| WHAT IS NEEDED |
Could you return the full listing below exactly as it appears?

| DATA SHOWN |
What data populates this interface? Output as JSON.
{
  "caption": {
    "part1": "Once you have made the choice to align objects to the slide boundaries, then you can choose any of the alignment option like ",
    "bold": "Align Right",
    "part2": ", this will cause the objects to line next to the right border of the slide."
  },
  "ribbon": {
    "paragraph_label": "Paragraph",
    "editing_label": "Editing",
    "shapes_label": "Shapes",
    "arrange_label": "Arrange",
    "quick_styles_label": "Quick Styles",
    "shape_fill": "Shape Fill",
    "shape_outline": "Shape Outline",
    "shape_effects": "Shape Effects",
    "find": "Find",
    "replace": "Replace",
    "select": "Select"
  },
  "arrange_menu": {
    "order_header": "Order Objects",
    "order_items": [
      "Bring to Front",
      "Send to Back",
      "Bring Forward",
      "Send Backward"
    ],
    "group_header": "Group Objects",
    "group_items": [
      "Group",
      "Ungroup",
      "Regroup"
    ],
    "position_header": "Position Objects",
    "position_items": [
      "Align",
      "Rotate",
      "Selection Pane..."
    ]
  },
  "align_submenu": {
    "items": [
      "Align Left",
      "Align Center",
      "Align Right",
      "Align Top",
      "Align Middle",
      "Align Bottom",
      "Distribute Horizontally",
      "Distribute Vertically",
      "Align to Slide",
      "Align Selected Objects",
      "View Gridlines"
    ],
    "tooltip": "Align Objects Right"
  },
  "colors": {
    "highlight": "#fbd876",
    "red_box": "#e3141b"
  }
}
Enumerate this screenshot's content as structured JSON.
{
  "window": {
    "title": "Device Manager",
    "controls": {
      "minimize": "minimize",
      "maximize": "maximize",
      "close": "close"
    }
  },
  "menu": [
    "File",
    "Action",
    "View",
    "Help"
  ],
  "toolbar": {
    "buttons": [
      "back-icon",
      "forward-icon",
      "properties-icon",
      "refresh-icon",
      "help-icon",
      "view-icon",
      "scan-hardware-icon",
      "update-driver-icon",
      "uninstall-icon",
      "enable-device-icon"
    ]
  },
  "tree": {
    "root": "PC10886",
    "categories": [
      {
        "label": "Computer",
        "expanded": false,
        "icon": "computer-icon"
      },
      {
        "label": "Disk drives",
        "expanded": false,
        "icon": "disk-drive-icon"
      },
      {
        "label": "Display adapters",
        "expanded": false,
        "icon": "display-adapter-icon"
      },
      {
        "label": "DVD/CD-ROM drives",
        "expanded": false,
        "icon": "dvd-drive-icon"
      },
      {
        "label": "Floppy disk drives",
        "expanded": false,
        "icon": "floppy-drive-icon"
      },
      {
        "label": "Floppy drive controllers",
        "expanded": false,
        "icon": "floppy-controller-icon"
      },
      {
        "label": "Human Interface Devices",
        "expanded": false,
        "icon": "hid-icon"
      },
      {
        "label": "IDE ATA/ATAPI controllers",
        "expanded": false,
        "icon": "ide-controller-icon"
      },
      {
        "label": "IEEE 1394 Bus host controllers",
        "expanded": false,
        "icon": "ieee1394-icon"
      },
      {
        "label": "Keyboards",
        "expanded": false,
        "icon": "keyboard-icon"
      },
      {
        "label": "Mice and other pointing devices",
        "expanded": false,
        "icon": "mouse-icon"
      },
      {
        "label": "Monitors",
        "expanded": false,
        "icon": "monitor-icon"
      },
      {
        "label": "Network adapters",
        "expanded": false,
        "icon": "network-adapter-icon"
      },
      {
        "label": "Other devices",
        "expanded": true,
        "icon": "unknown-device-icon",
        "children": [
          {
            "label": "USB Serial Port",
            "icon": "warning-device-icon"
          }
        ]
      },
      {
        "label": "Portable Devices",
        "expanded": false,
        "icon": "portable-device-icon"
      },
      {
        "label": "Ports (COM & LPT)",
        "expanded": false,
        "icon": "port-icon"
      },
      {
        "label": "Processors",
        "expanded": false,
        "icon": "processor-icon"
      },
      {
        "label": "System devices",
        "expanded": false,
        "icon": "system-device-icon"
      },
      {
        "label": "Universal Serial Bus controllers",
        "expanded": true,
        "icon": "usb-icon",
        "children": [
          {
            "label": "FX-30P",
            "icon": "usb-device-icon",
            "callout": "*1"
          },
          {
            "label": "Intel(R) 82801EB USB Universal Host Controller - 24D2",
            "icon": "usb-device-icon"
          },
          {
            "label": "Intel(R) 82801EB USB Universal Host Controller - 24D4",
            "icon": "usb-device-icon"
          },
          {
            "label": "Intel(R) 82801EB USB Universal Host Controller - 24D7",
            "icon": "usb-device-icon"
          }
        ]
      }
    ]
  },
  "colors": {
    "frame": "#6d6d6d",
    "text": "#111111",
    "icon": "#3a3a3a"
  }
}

| RESPONSE TO THE TASK |
What data populates this interface? Output as JSON.
{
  "caption": {
    "part1": "Once you have made the choice to align objects to the slide boundaries, then you can choose any of the alignment option like ",
    "bold": "Align Right",
    "part2": ", this will cause the objects to line next to the right border of the slide."
  },
  "ribbon": {
    "paragraph_label": "Paragraph",
    "editing_label": "Editing",
    "shapes_label": "Shapes",
    "arrange_label": "Arrange",
    "quick_styles_label": "Quick Styles",
    "shape_fill": "Shape Fill",
    "shape_outline": "Shape Outline",
    "shape_effects": "Shape Effects",
    "find": "Find",
    "replace": "Replace",
    "select": "Select"
  },
  "arrange_menu": {
    "order_header": "Order Objects",
    "order_items": [
      "Bring to Front",
      "Send to Back",
      "Bring Forward",
      "Send Backward"
    ],
    "group_header": "Group Objects",
    "group_items": [
      "Group",
      "Ungroup",
      "Regroup"
    ],
    "position_header": "Position Objects",
    "position_items": [
      "Align",
      "Rotate",
      "Selection Pane..."
    ]
  },
  "align_submenu": {
    "items": [
      "Align Left",
      "Align Center",
      "Align Right",
      "Align Top",
      "Align Middle",
      "Align Bottom",
      "Distribute Horizontally",
      "Distribute Vertically",
      "Align to Slide",
      "Align Selected Objects",
      "View Gridlines"
    ],
    "tooltip": "Align Objects Right"
  },
  "colors": {
    "highlight": "#fbd876",
    "red_box": "#e3141b"
  }
}
Enumerate this screenshot's content as structured JSON.
{
  "window": {
    "title": "Device Manager",
    "controls": {
      "minimize": "minimize",
      "maximize": "maximize",
      "close": "close"
    }
  },
  "menu": [
    "File",
    "Action",
    "View",
    "Help"
  ],
  "toolbar": {
    "buttons": [
      "back-icon",
      "forward-icon",
      "properties-icon",
      "refresh-icon",
      "help-icon",
      "view-icon",
      "scan-hardware-icon",
      "update-driver-icon",
      "uninstall-icon",
      "enable-device-icon"
    ]
  },
  "tree": {
    "root": "PC10886",
    "categories": [
      {
        "label": "Computer",
        "expanded": false,
        "icon": "computer-icon"
      },
      {
        "label": "Disk drives",
        "expanded": false,
        "icon": "disk-drive-icon"
      },
      {
        "label": "Display adapters",
        "expanded": false,
        "icon": "display-adapter-icon"
      },
      {
        "label": "DVD/CD-ROM drives",
        "expanded": false,
        "icon": "dvd-drive-icon"
      },
      {
        "label": "Floppy disk drives",
        "expanded": false,
        "icon": "floppy-drive-icon"
      },
      {
        "label": "Floppy drive controllers",
        "expanded": false,
        "icon": "floppy-controller-icon"
      },
      {
        "label": "Human Interface Devices",
        "expanded": false,
        "icon": "hid-icon"
      },
      {
        "label": "IDE ATA/ATAPI controllers",
        "expanded": false,
        "icon": "ide-controller-icon"
      },
      {
        "label": "IEEE 1394 Bus host controllers",
        "expanded": false,
        "icon": "ieee1394-icon"
      },
      {
        "label": "Keyboards",
        "expanded": false,
        "icon": "keyboard-icon"
      },
      {
        "label": "Mice and other pointing devices",
        "expanded": false,
        "icon": "mouse-icon"
      },
      {
        "label": "Monitors",
        "expanded": false,
        "icon": "monitor-icon"
      },
      {
        "label": "Network adapters",
        "expanded": false,
        "icon": "network-adapter-icon"
      },
      {
        "label": "Other devices",
        "expanded": true,
        "icon": "unknown-device-icon",
        "children": [
          {
            "label": "USB Serial Port",
            "icon": "warning-device-icon"
          }
        ]
      },
      {
        "label": "Portable Devices",
        "expanded": false,
        "icon": "portable-device-icon"
      },
      {
        "label": "Ports (COM & LPT)",
        "expanded": false,
        "icon": "port-icon"
      },
      {
        "label": "Processors",
        "expanded": false,
        "icon": "processor-icon"
      },
      {
        "label": "System devices",
        "expanded": false,
        "icon": "system-device-icon"
      },
      {
        "label": "Universal Serial Bus controllers",
        "expanded": true,
        "icon": "usb-icon",
        "children": [
          {
            "label": "FX-30P",
            "icon": "usb-device-icon",
            "callout": "*1"
          },
          {
            "label": "Intel(R) 82801EB USB Universal Host Controller - 24D2",
            "icon": "usb-device-icon"
          },
          {
            "label": "Intel(R) 82801EB USB Universal Host Controller - 24D4",
            "icon": "usb-device-icon"
          },
          {
            "label": "Intel(R) 82801EB USB Universal Host Controller - 24D7",
            "icon": "usb-device-icon"
          }
        ]
      }
    ]
  },
  "colors": {
    "frame": "#6d6d6d",
    "text": "#111111",
    "icon": "#3a3a3a"
  }
}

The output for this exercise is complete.